_Exercise goal:_ Where a line of the records holds the string "thumbs", copy that line.

_Exercise input:_
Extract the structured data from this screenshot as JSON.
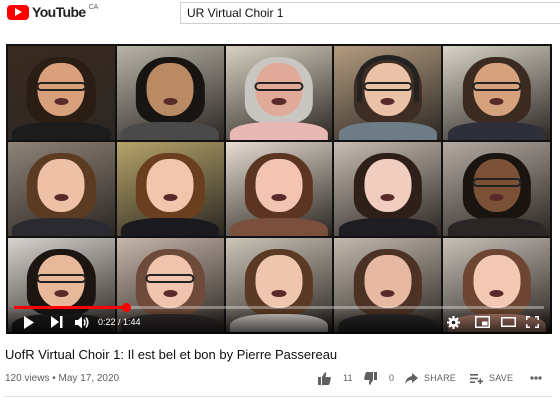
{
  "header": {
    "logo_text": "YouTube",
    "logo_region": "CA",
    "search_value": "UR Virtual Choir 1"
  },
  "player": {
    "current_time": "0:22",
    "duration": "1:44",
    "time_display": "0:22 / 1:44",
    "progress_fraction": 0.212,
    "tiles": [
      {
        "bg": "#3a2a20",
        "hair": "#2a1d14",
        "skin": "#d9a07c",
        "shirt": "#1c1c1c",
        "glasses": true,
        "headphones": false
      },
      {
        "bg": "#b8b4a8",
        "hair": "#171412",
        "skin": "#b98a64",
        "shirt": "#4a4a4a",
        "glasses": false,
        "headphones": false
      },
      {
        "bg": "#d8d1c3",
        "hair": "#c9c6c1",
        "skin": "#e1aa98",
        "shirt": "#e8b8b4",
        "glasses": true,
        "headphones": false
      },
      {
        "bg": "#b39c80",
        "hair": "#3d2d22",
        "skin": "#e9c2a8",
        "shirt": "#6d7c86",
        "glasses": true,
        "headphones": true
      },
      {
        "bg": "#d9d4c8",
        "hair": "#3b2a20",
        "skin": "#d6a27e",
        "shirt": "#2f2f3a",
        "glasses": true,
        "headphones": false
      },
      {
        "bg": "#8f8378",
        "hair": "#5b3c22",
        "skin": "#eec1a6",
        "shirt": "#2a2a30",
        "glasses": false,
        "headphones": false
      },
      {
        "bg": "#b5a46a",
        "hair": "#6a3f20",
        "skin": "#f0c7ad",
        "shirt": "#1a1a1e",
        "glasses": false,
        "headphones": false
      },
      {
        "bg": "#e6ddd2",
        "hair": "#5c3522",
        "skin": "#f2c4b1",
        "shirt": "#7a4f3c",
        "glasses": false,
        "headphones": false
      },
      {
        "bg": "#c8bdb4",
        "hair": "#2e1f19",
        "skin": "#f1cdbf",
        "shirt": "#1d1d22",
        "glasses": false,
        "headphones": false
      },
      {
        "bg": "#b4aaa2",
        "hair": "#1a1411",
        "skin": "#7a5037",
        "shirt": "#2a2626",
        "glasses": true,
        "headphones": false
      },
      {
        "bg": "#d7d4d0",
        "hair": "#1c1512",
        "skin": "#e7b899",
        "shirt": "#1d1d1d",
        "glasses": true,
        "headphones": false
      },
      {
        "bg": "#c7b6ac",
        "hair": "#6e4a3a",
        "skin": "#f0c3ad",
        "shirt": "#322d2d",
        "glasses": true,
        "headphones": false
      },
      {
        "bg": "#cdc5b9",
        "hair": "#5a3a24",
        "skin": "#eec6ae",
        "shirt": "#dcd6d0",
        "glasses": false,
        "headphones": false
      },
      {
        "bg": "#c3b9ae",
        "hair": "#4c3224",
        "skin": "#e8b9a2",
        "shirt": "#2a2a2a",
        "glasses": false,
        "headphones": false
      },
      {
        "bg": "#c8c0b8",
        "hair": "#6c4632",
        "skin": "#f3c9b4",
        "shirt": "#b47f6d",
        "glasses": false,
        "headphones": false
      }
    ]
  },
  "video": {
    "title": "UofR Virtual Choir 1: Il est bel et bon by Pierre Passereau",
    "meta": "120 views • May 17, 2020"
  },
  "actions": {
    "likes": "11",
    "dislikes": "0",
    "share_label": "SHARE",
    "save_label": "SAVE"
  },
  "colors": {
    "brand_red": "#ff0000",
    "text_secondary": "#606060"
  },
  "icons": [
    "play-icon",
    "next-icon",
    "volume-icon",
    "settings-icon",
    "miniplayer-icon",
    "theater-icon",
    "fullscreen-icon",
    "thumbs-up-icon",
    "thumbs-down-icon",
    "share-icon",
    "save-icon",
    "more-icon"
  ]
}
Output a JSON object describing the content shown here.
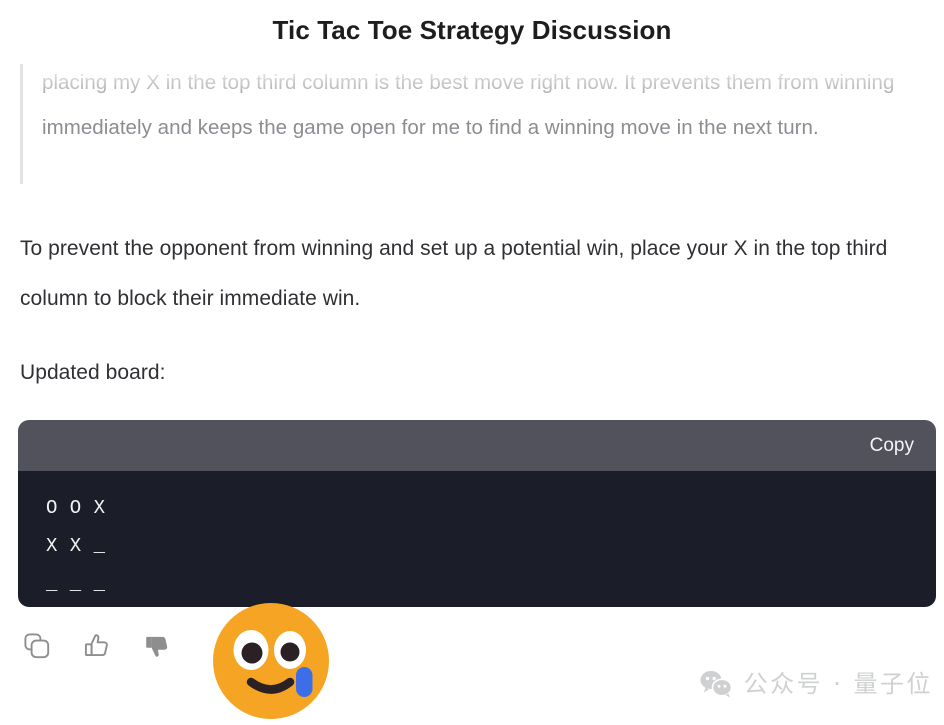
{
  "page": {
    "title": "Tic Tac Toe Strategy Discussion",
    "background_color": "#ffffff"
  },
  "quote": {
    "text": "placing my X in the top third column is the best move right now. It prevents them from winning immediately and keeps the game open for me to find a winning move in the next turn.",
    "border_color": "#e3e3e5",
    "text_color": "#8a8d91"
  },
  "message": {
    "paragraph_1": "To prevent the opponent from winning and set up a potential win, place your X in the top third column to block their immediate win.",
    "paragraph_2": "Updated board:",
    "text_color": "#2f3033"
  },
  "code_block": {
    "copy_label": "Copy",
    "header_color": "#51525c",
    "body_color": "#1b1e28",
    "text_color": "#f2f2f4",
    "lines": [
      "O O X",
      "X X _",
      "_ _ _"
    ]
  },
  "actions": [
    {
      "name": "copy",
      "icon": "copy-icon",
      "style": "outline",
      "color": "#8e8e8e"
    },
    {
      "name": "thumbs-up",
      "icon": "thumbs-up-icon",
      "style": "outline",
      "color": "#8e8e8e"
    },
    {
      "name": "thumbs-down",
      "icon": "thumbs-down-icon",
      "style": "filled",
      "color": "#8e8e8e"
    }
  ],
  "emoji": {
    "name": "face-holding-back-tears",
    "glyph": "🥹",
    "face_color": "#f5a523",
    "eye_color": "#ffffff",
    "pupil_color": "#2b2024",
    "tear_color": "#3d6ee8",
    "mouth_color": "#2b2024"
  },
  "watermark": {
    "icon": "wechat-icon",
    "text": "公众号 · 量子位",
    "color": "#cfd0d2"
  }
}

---

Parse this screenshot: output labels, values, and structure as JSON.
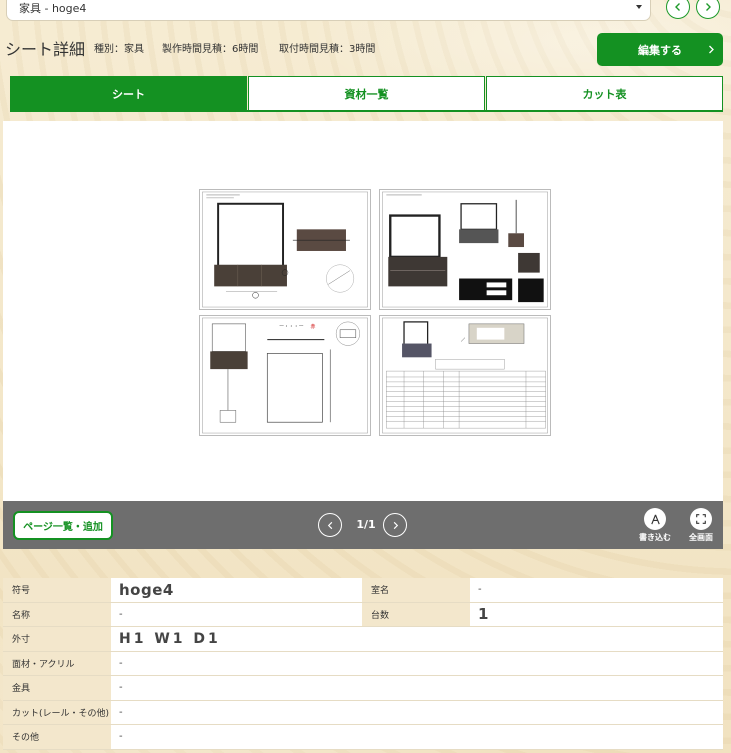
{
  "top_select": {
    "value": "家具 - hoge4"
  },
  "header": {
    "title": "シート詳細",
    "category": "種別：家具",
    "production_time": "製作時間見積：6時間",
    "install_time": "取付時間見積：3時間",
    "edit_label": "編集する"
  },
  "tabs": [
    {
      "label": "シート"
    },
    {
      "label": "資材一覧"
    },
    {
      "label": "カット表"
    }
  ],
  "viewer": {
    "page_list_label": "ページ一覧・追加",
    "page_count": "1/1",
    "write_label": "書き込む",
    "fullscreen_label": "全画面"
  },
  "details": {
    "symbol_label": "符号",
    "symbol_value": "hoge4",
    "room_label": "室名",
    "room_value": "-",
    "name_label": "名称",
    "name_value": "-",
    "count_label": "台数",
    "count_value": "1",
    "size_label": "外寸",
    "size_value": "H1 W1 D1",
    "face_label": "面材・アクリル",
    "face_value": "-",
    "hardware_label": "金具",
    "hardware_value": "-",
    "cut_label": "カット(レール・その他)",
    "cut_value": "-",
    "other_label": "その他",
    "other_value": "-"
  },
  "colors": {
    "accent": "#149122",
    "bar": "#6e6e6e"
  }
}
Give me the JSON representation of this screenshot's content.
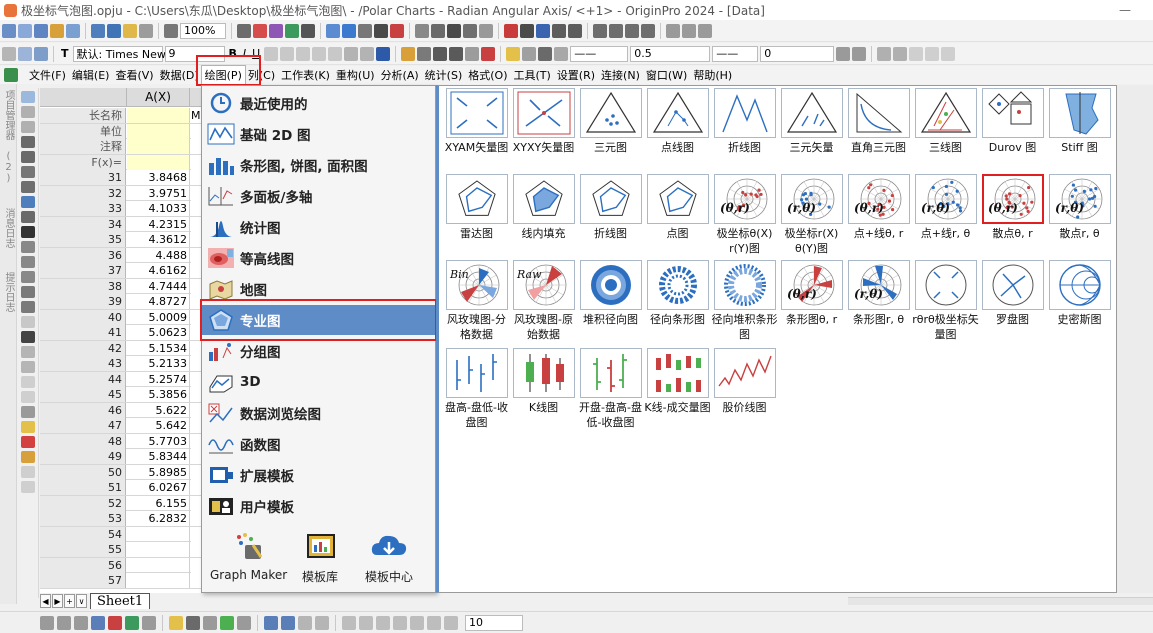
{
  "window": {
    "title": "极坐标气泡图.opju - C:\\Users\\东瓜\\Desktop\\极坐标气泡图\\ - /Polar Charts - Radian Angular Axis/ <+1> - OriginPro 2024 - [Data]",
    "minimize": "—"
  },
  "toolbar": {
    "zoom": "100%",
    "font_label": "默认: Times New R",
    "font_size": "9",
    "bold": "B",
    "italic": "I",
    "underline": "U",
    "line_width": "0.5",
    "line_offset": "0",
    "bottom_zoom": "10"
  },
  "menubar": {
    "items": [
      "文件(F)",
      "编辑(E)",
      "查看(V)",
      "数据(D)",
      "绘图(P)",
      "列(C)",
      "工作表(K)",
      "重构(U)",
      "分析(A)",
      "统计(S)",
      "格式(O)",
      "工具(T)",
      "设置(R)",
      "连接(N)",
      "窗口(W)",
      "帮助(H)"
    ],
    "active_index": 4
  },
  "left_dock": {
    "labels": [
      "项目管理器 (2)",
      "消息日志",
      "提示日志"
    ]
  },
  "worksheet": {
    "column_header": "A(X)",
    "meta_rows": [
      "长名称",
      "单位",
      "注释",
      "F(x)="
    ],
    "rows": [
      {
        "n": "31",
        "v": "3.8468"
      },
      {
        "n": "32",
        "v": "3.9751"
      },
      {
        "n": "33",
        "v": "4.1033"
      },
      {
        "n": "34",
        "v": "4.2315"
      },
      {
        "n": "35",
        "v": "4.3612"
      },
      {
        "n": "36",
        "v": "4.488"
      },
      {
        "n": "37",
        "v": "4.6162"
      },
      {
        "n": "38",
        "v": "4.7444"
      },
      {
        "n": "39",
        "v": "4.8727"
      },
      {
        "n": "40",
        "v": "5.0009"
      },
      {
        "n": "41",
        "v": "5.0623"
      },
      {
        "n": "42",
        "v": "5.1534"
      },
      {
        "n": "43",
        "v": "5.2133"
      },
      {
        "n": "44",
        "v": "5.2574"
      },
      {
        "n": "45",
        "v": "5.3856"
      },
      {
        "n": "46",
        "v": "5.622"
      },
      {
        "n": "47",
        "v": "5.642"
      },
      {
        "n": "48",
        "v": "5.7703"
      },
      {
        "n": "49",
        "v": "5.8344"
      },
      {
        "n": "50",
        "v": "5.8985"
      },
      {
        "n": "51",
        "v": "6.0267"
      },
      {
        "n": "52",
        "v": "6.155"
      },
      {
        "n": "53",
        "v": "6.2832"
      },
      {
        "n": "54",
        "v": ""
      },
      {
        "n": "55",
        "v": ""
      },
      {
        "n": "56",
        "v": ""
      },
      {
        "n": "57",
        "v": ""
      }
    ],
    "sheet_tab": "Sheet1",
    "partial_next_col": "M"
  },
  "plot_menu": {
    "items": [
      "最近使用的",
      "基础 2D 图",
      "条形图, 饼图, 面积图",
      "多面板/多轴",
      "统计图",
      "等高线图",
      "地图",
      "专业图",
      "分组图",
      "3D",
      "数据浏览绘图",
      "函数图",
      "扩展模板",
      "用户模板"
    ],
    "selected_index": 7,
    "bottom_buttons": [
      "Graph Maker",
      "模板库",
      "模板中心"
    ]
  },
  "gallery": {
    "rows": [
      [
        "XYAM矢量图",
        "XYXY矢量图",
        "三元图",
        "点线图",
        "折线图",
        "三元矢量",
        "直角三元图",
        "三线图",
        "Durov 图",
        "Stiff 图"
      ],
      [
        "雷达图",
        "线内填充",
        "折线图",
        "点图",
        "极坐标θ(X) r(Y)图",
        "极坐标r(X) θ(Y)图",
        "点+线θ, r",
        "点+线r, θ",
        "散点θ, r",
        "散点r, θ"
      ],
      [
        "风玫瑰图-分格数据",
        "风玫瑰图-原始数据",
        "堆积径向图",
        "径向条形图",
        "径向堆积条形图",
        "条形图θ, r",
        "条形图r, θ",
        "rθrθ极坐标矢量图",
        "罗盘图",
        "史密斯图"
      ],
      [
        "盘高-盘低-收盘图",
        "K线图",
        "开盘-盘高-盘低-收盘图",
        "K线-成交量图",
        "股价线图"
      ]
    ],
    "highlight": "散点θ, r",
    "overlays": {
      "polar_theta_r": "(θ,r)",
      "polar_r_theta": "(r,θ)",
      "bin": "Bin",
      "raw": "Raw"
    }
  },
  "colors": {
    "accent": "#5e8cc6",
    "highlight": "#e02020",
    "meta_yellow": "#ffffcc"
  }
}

_Solved problem:_
    "thumbs-up-icon",
    "thumbs-down-icon",
      "name": "thumbs-up",
      "icon": "thumbs-up-icon",
      "name": "thumbs-down",
      "icon": "thumbs-down-icon",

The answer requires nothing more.